Even though we associate the elements of the Mishkan with our places of worship, there are some pieces that were used in the Mishkan that are present in our homes, our dwelling places today, including the table of meeting. Today, we generally gather around the table to talk, or to eat, and there’s usually talking involved whilst eating, anyway. The Mishkan also contains several other structures or elements that are basic to any house today – walls, curtains, covers, partitions.
We don’t naturally associate the Mishkan with our houses and homes, however the structures we live in do represent versions of the Mishkan in our lives. After all, the home is our Mishkan, our very own sanctuary.
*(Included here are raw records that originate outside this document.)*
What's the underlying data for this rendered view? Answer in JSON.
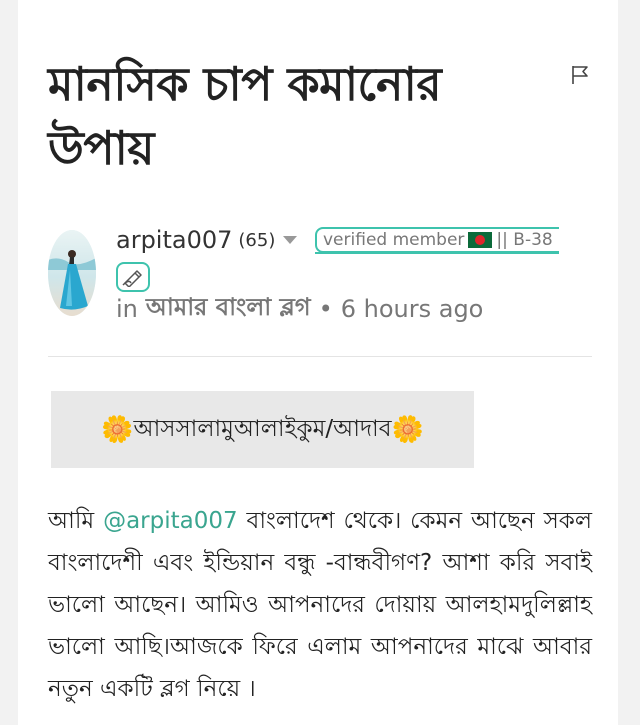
{
  "post": {
    "title": "মানসিক চাপ কমানোর উপায়"
  },
  "author": {
    "name": "arpita007",
    "reputation": "(65)",
    "badge": {
      "text_before_flag": "verified member",
      "text_after_flag": "|| B-38"
    },
    "community_prefix": "in",
    "community": "আমার বাংলা ব্লগ",
    "separator": "•",
    "time_ago": "6 hours ago"
  },
  "content": {
    "greeting": "আসসালামুআলাইকুম/আদাব",
    "greeting_icon": "🌼",
    "para_prefix": "আমি",
    "mention": "@arpita007",
    "para_rest": "বাংলাদেশ থেকে। কেমন আছেন সকল বাংলাদেশী এবং ইন্ডিয়ান বন্ধু -বান্ধবীগণ? আশা করি সবাই ভালো আছেন। আমিও আপনাদের দোয়ায় আলহামদুলিল্লাহ ভালো আছি।আজকে ফিরে এলাম আপনাদের মাঝে আবার নতুন একটি ব্লগ নিয়ে ।"
  },
  "icons": {
    "flag": "flag-icon",
    "caret": "caret-down-icon",
    "edit": "pen-badge-icon"
  },
  "colors": {
    "accent": "#3ec3ad",
    "mention": "#3aa58f",
    "bd_green": "#0b6a3a",
    "bd_red": "#e0242b"
  }
}
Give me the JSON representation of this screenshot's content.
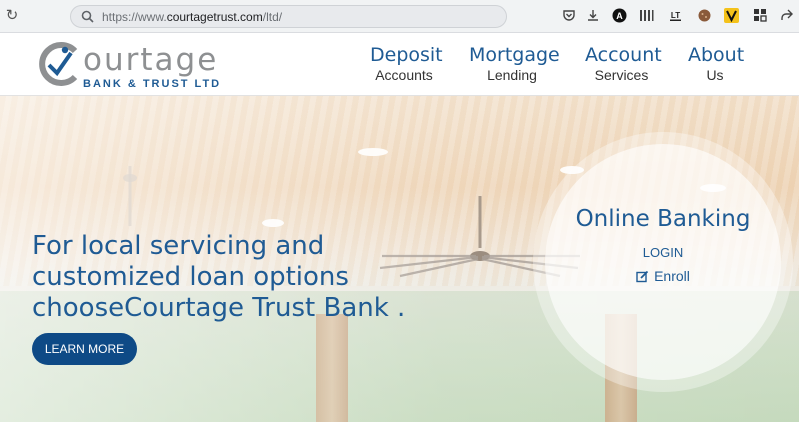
{
  "browser": {
    "url_prefix": "https://www.",
    "url_domain": "courtagetrust.com",
    "url_path": "/ltd/"
  },
  "header": {
    "logo_word": "ourtage",
    "logo_sub": "BANK & TRUST LTD",
    "nav": [
      {
        "main": "Deposit",
        "sub": "Accounts"
      },
      {
        "main": "Mortgage",
        "sub": "Lending"
      },
      {
        "main": "Account",
        "sub": "Services"
      },
      {
        "main": "About",
        "sub": "Us"
      }
    ]
  },
  "hero": {
    "title": "For local servicing and customized loan options chooseCourtage Trust Bank .",
    "button": "LEARN MORE"
  },
  "online_banking": {
    "title": "Online Banking",
    "login": "LOGIN",
    "enroll": "Enroll"
  },
  "colors": {
    "brand_blue": "#1f5b94",
    "button_blue": "#0e4a86",
    "logo_gray": "#8e9092"
  }
}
The Mishkan that was carried in the desert was finally settled in the Temple in Jerusalem. When the Second Temple was destroyed, the synagogue, and later, the home eventually became a substitute, albeit, a more subdued version, of the Mishkan.
We acknowledge that many of our religious practices and occurrences take place in the synagogue. However, we don’t spend most of our time in the synagogue, but rather in our homes. Therefore, the home has become another representation of the Mishkan. How often have we heard the home being referred to as the sanctuary in which the family lives?
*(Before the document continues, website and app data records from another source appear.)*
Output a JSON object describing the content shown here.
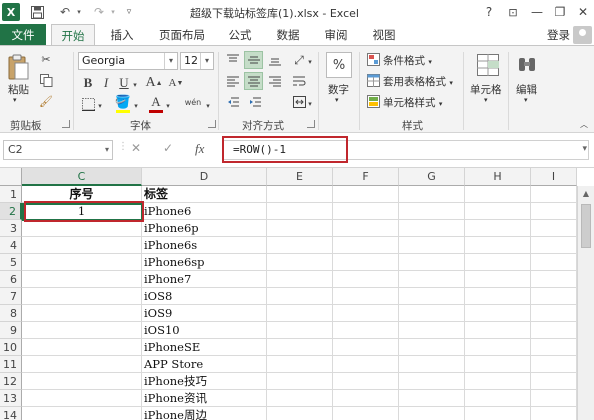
{
  "window": {
    "title": "超级下载站标签库(1).xlsx - Excel",
    "help": "?",
    "ribbon_opts": "⊡",
    "minimize": "—",
    "restore": "❐",
    "close": "✕"
  },
  "tabs": [
    "文件",
    "开始",
    "插入",
    "页面布局",
    "公式",
    "数据",
    "审阅",
    "视图"
  ],
  "active_tab": "开始",
  "login_label": "登录",
  "ribbon": {
    "clipboard": {
      "paste": "粘贴",
      "group": "剪贴板"
    },
    "font": {
      "name": "Georgia",
      "size": "12",
      "group": "字体",
      "bold": "B",
      "italic": "I",
      "underline": "U",
      "grow": "A",
      "shrink": "A"
    },
    "alignment": {
      "group": "对齐方式"
    },
    "number": {
      "percent": "%",
      "label": "数字"
    },
    "styles": {
      "conditional": "条件格式",
      "table": "套用表格格式",
      "cell": "单元格样式",
      "group": "样式"
    },
    "cells": {
      "label": "单元格"
    },
    "editing": {
      "label": "编辑"
    }
  },
  "formula_bar": {
    "name_box": "C2",
    "cancel": "✕",
    "enter": "✓",
    "fx": "fx",
    "formula": "=ROW()-1"
  },
  "sheet": {
    "columns": [
      "C",
      "D",
      "E",
      "F",
      "G",
      "H",
      "I"
    ],
    "selected_column": "C",
    "selected_row": "2",
    "rows": [
      {
        "num": "1",
        "c": "序号",
        "d": "标签"
      },
      {
        "num": "2",
        "c": "1",
        "d": "iPhone6"
      },
      {
        "num": "3",
        "c": "",
        "d": "iPhone6p"
      },
      {
        "num": "4",
        "c": "",
        "d": "iPhone6s"
      },
      {
        "num": "5",
        "c": "",
        "d": "iPhone6sp"
      },
      {
        "num": "6",
        "c": "",
        "d": "iPhone7"
      },
      {
        "num": "7",
        "c": "",
        "d": "iOS8"
      },
      {
        "num": "8",
        "c": "",
        "d": "iOS9"
      },
      {
        "num": "9",
        "c": "",
        "d": "iOS10"
      },
      {
        "num": "10",
        "c": "",
        "d": "iPhoneSE"
      },
      {
        "num": "11",
        "c": "",
        "d": "APP Store"
      },
      {
        "num": "12",
        "c": "",
        "d": "iPhone技巧"
      },
      {
        "num": "13",
        "c": "",
        "d": "iPhone资讯"
      },
      {
        "num": "14",
        "c": "",
        "d": "iPhone周边"
      }
    ]
  },
  "colors": {
    "excel_green": "#217346",
    "highlight_red": "#c0272d",
    "font_red": "#c00000",
    "fill_yellow": "#ffff00"
  }
}
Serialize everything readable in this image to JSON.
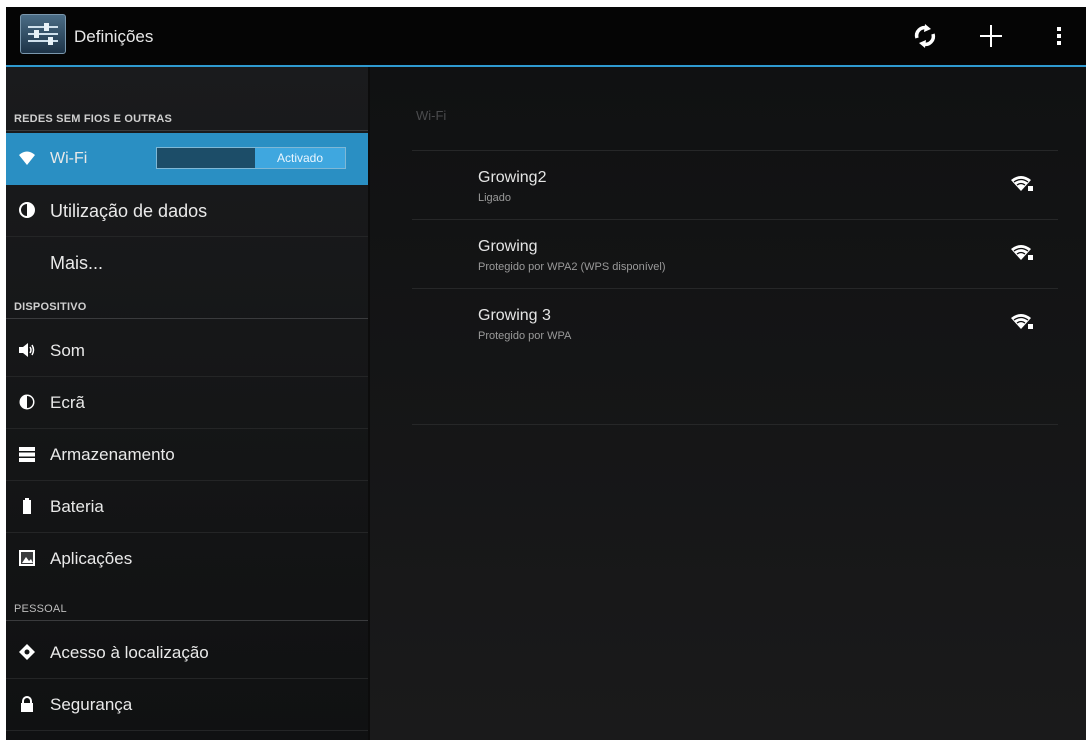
{
  "actionbar": {
    "title": "Definições",
    "actions": [
      {
        "icon": "wps-refresh-icon"
      },
      {
        "icon": "add-icon"
      },
      {
        "icon": "overflow-menu-icon"
      }
    ]
  },
  "sidebar": {
    "categories": [
      "REDES SEM FIOS E OUTRAS",
      "DISPOSITIVO",
      "PESSOAL"
    ],
    "items": [
      {
        "label": "Wi-Fi",
        "icon": "wifi-icon",
        "selected": true,
        "switch": "Activado"
      },
      {
        "label": "Utilização de dados",
        "icon": "data-usage-icon"
      },
      {
        "label": "Mais...",
        "icon": ""
      },
      {
        "label": "Som",
        "icon": "volume-icon"
      },
      {
        "label": "Ecrã",
        "icon": "display-icon"
      },
      {
        "label": "Armazenamento",
        "icon": "storage-icon"
      },
      {
        "label": "Bateria",
        "icon": "battery-icon"
      },
      {
        "label": "Aplicações",
        "icon": "apps-icon"
      },
      {
        "label": "Acesso à localização",
        "icon": "location-icon"
      },
      {
        "label": "Segurança",
        "icon": "lock-icon"
      }
    ]
  },
  "detail": {
    "title": "Wi-Fi",
    "networks": [
      {
        "ssid": "Growing2",
        "status": "Ligado",
        "signal_icon": "wifi-signal-locked-icon"
      },
      {
        "ssid": "Growing",
        "status": "Protegido por WPA2 (WPS disponível)",
        "signal_icon": "wifi-signal-locked-icon"
      },
      {
        "ssid": "Growing 3",
        "status": "Protegido por WPA",
        "signal_icon": "wifi-signal-locked-icon"
      }
    ]
  },
  "colors": {
    "accent": "#2a8fc3",
    "actionbar_divider": "#2f9ad0",
    "background": "#0c0c0c"
  }
}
Just as the Mishkan represented the centre of Jewish existence, so too does the home represent the centre of our Jewish existence today. What we do or don’t do in our homes, reflects our religious lives more than we anticipate. At home we feel, well, at home.
We should strive to be consistent with the beliefs and behaviours we display in the public eye as well as those we do at home. If the home is our Mishkan, our sanctuary, then surely it is incumbent upon us to ensure that we behave in a manner appropriate with that notion.
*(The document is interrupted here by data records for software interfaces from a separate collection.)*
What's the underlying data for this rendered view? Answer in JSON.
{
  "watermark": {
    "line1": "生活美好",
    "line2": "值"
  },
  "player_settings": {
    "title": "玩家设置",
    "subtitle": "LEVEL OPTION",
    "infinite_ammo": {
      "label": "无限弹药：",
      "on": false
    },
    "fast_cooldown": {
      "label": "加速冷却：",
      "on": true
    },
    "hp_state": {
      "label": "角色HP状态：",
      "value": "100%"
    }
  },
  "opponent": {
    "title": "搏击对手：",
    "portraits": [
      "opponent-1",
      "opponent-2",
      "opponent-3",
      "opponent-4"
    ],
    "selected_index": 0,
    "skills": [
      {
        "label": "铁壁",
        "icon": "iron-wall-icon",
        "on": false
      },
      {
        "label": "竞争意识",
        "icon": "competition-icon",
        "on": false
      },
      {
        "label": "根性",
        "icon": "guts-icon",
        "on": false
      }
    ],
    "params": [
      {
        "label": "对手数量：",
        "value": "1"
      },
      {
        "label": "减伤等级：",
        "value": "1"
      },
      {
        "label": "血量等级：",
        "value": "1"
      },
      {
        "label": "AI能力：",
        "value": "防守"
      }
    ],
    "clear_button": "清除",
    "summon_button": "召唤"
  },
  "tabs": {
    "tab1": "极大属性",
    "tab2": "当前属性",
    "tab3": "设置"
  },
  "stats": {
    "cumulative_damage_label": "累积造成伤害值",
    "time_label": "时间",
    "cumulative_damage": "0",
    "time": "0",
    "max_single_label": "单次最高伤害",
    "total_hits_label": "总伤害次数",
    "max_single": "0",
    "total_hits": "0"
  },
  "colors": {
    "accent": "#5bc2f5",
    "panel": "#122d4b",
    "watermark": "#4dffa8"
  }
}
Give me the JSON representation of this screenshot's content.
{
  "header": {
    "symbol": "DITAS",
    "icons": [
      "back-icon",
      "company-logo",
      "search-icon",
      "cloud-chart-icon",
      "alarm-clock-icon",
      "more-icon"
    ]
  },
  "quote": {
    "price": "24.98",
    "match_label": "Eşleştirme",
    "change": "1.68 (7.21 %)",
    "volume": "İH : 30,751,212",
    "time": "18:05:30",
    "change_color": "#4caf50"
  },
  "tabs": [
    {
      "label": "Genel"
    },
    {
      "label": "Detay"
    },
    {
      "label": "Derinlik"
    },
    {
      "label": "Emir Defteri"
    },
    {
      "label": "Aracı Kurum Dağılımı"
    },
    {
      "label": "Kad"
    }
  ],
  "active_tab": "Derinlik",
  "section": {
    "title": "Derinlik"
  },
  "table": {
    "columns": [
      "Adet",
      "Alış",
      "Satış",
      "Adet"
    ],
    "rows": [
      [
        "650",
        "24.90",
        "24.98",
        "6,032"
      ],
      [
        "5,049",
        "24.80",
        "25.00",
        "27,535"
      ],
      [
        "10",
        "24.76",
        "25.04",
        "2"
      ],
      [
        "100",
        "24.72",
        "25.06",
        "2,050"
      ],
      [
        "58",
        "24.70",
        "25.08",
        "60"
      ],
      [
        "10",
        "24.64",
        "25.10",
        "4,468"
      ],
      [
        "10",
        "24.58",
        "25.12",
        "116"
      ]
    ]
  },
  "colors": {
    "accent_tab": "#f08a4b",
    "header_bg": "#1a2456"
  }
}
However, we also know that in general, what you do at home is not necessarily seen by the wider community. For some, as long as you can brag about how good a person you are at the next social event, tell people how much money you give to tzedakah, how much Torah you’re learning, who cares what you do at home?
Yet, changing what we do at home should be in support of a wider purpose and vision. Surely what we practise at home will lead to how we live our lives outside the home, in keeping with the principles of Tikkun Olam – repairing oneself first, then our community and then the world.
Our rabbis teach us that the goal of building the Mishkan is not merely to create a House for God, but to sanctify a place for God within the people. Therefore, each individual should personally strive to make their home a home where God feels welcome, as if it were God’s home.
Just as each person was inspired to contribute towards the building of the Mishkan; “…you shall accept gifts for Me from every person whose heart is so moved.” (Exodus 25:2), so too should each member of the household be encouraged to feel moved and contribute towards that house, thereby making the home a true reflection of the gifts and values of all who dwell therein.
Let us strive to find the strength and insight to make our homes our very own Mishkan. A strong foundation that not only can we be very proud of, but that we can also seek out when we look for guidance and inspiration in modelling our lives and legacies.
Rabbi Sam Zwarenstein